|(29) The Pierce Velocity had some redesign in the crew cab. The raised roof was moved forward, the air-conditioner was raised, and the engine cover was lowered to allow more room and comfort for the crew.|
Two unique rigs were on display manufactured by Sartin Services (photo 30). One was a mass casualty response bus with stacked stretchers and a medical treatment area. The second was an Emergency Support Unit, a combination rehab and breathing air fill unit (photo 31). It had what looked like luxury seating for rehab, including oxygen piped to each position, a refrigerator/freezer, a full-size bathroom, an SCBA fill station, as well as a gurney and medical treatment area in the front for medical transport capabilities. From the rear, the seats looked like those found in an airliner.
|(30) The Sartin mass casualty response vehicle with several stretchers mounted to each wall.|
|(31) Sartin’s rehab unit has comfortable seating with oxygen piped to each position, a restroom, a refrigerator/freezer, a breathing air fill station, and a medical treatment/transport area.|
APR Plastic Fabricating
APR Plastic Fabricating displayed a mini-pumper with plastic body and integral water tank (photo 32).
|(32) APR Plastic Fabricating displayed a mini-pumper with plastic body and integral water tank.|
Elkhart Brass HEROPipe
The Elkhart Brass HEROPipe was designed to allow high-rise firefighting from the floor below the fire (photo 33). The waterway, base unit, and stabilizers are assembled on the floor below the fire and the lightweight waterway pipe extends out the window and pivots up to the floor above, where it delivers up to 700 gpm to extinguish the fire from the outside.
|(33) A full mock-up display of the Elkhart Brass HEROPipe showed how a high-rise fire could be fought from the floor below.|
Seagrave displayed a Maurader II 1,750-gpm stainless-steel pumper that was marked with Camden (NJ) striping and markings and had a 100-foot Meanstick aerial ladder (photo 34).

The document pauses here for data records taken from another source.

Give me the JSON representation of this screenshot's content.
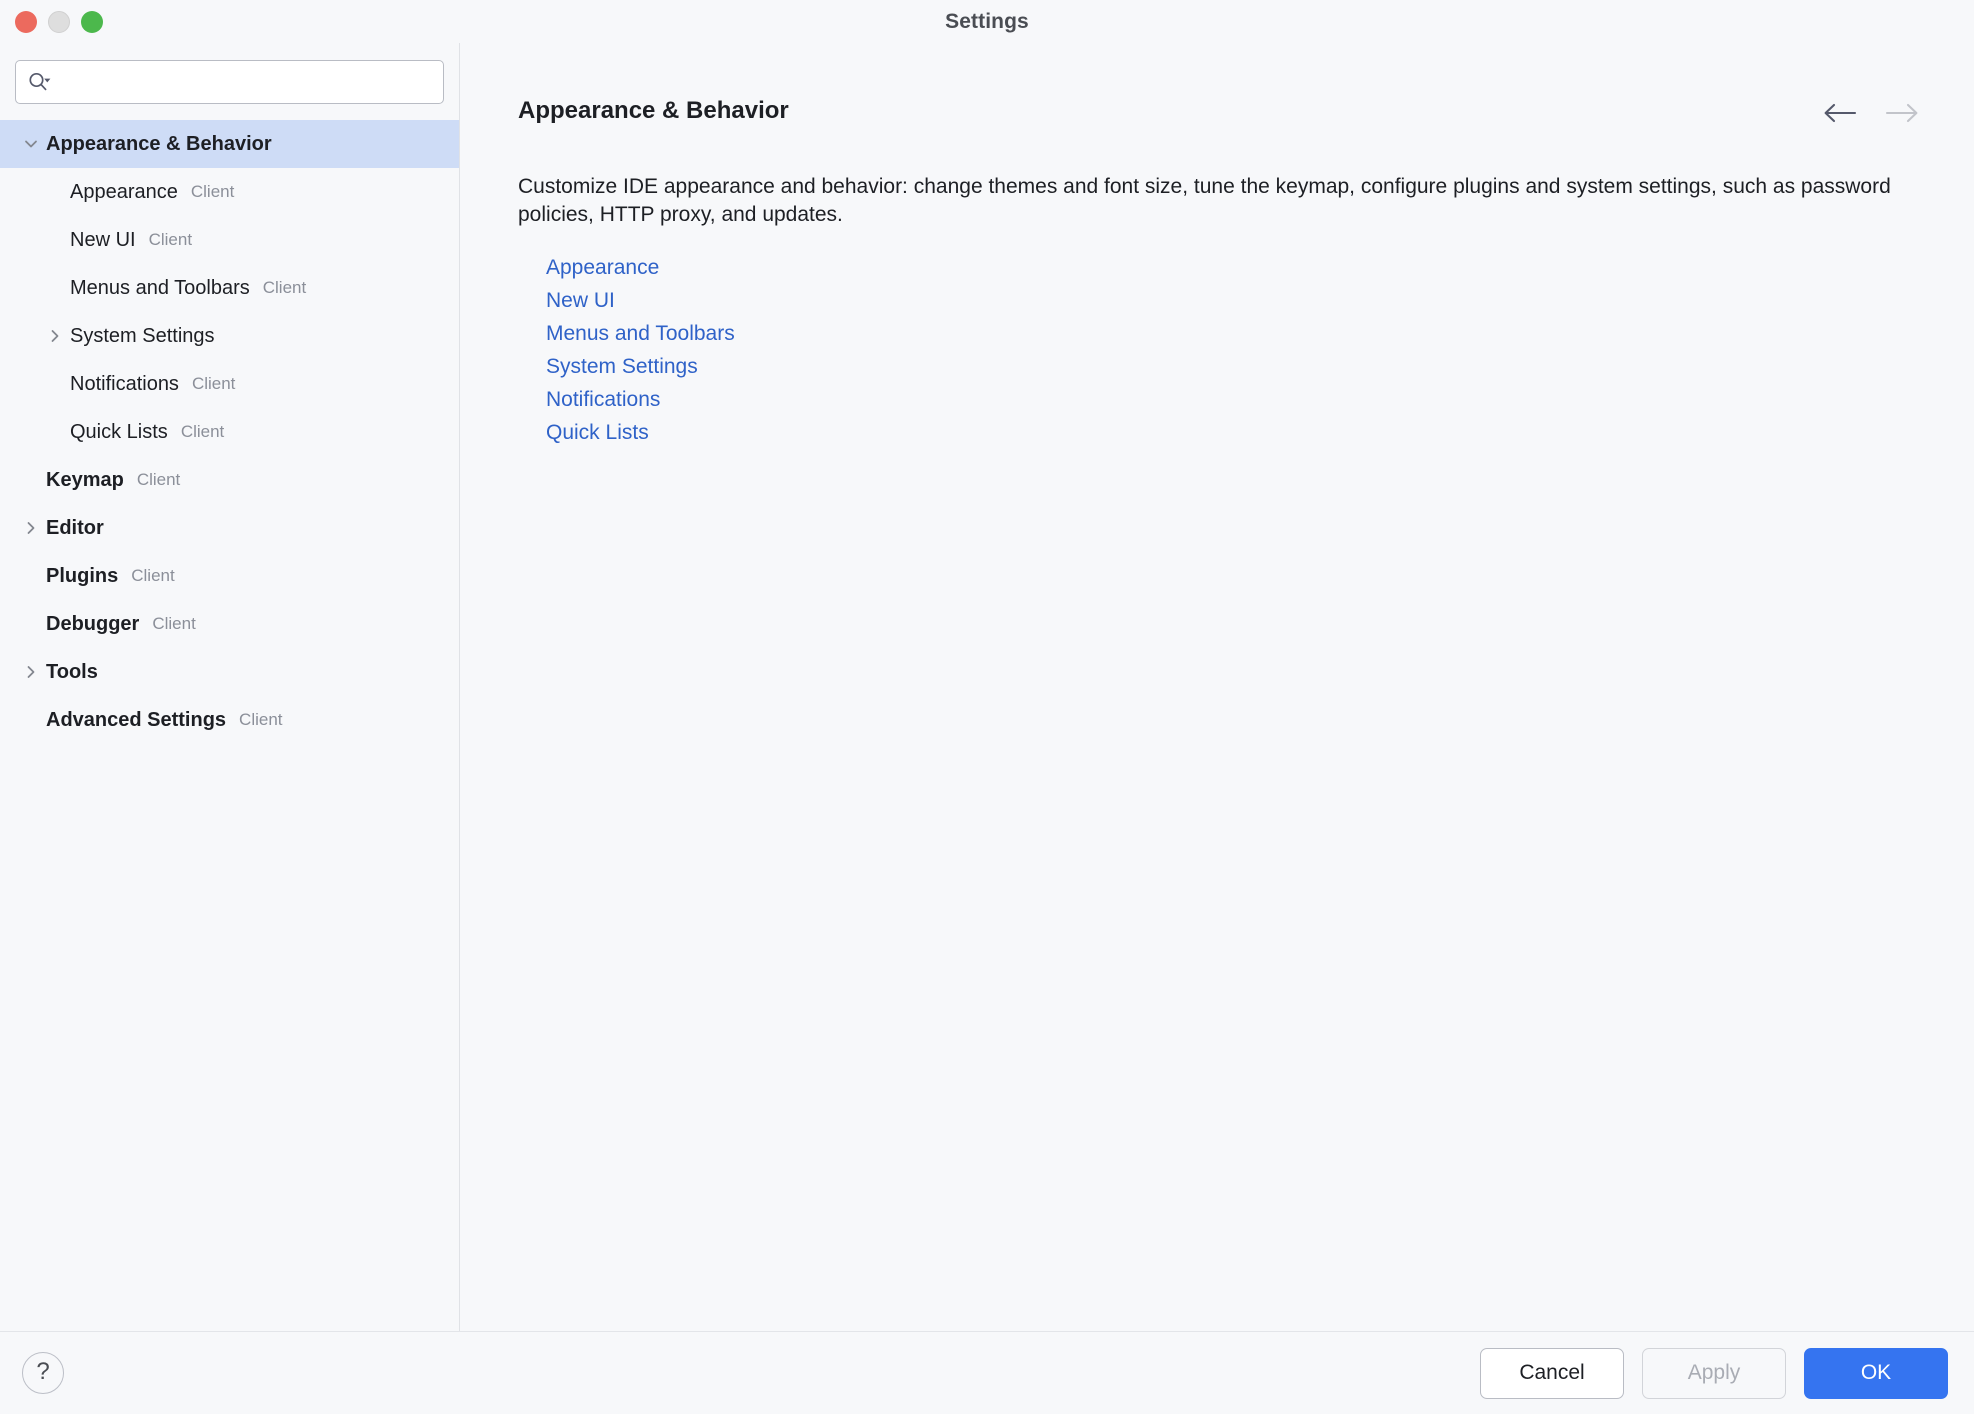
{
  "window": {
    "title": "Settings",
    "traffic_lights": [
      "close",
      "minimize",
      "maximize"
    ]
  },
  "sidebar": {
    "search": {
      "value": "",
      "placeholder": "",
      "icon": "search-icon-with-dropdown"
    },
    "items": [
      {
        "label": "Appearance & Behavior",
        "tag": "",
        "level": 0,
        "twisty": "chevron-down",
        "selected": true,
        "bold": true
      },
      {
        "label": "Appearance",
        "tag": "Client",
        "level": 1,
        "twisty": "none",
        "selected": false,
        "bold": false
      },
      {
        "label": "New UI",
        "tag": "Client",
        "level": 1,
        "twisty": "none",
        "selected": false,
        "bold": false
      },
      {
        "label": "Menus and Toolbars",
        "tag": "Client",
        "level": 1,
        "twisty": "none",
        "selected": false,
        "bold": false
      },
      {
        "label": "System Settings",
        "tag": "",
        "level": 1,
        "twisty": "chevron-right",
        "selected": false,
        "bold": false
      },
      {
        "label": "Notifications",
        "tag": "Client",
        "level": 1,
        "twisty": "none",
        "selected": false,
        "bold": false
      },
      {
        "label": "Quick Lists",
        "tag": "Client",
        "level": 1,
        "twisty": "none",
        "selected": false,
        "bold": false
      },
      {
        "label": "Keymap",
        "tag": "Client",
        "level": 0,
        "twisty": "none",
        "selected": false,
        "bold": true
      },
      {
        "label": "Editor",
        "tag": "",
        "level": 0,
        "twisty": "chevron-right",
        "selected": false,
        "bold": true
      },
      {
        "label": "Plugins",
        "tag": "Client",
        "level": 0,
        "twisty": "none",
        "selected": false,
        "bold": true
      },
      {
        "label": "Debugger",
        "tag": "Client",
        "level": 0,
        "twisty": "none",
        "selected": false,
        "bold": true
      },
      {
        "label": "Tools",
        "tag": "",
        "level": 0,
        "twisty": "chevron-right",
        "selected": false,
        "bold": true
      },
      {
        "label": "Advanced Settings",
        "tag": "Client",
        "level": 0,
        "twisty": "none",
        "selected": false,
        "bold": true
      }
    ]
  },
  "content": {
    "title": "Appearance & Behavior",
    "description": "Customize IDE appearance and behavior: change themes and font size, tune the keymap, configure plugins and system settings, such as password policies, HTTP proxy, and updates.",
    "nav": {
      "back_enabled": true,
      "forward_enabled": false
    },
    "links": [
      "Appearance",
      "New UI",
      "Menus and Toolbars",
      "System Settings",
      "Notifications",
      "Quick Lists"
    ]
  },
  "footer": {
    "help_label": "?",
    "buttons": [
      {
        "label": "Cancel",
        "style": "secondary"
      },
      {
        "label": "Apply",
        "style": "disabled"
      },
      {
        "label": "OK",
        "style": "primary"
      }
    ]
  },
  "colors": {
    "accent": "#3574f0",
    "link": "#2f62c8",
    "selection": "#cedcf6",
    "background": "#f7f8fa",
    "traffic_close": "#ec6a5e",
    "traffic_min": "#dedede",
    "traffic_zoom": "#4cb84c",
    "tag_text": "#8b8f99",
    "arrow_enabled": "#55596b",
    "arrow_disabled": "#c2c4ca"
  }
}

|(34) Seagrave’s 1,750-gpm pumper for Camden, New Jersey.|
Fire Research always has lots of new products to inspect. Its Spectra LED scene lighting really proved the point that the fire scene can be sufficiently illuminated using LED technology with as little as 12 volts. For pumpers without a generator, this is a real home run! The company’s latest LED compartment and ground lighting were also on display.
Smeal had several pieces of apparatus on display (photo 35). Two of them, a pumper and a rear-mount ladder, were on chassis produced by American LaFrance. The front grille and headlight assembly were different from American LaFrance, and they had the Smeal logo on the front.
|(35) Smeal displayed its Sentron II chassis on a pumper and an aerial truck.|
WILLIAM C. PETERS retired after 28 years with the Jersey City (NJ) Fire Department, having served the last 17 years as battalion chief/apparatus supervisor. He served as a voting member of the NFPA 1901 apparatus committee for several years and is the author of the Fire Apparatus Purchasing Handbook (Fire Engineering) and numerous apparatus-related articles. He is on the editorial advisory boards of FDIC, Fire Engineering, and Fire Apparatus & Emergency Equipment.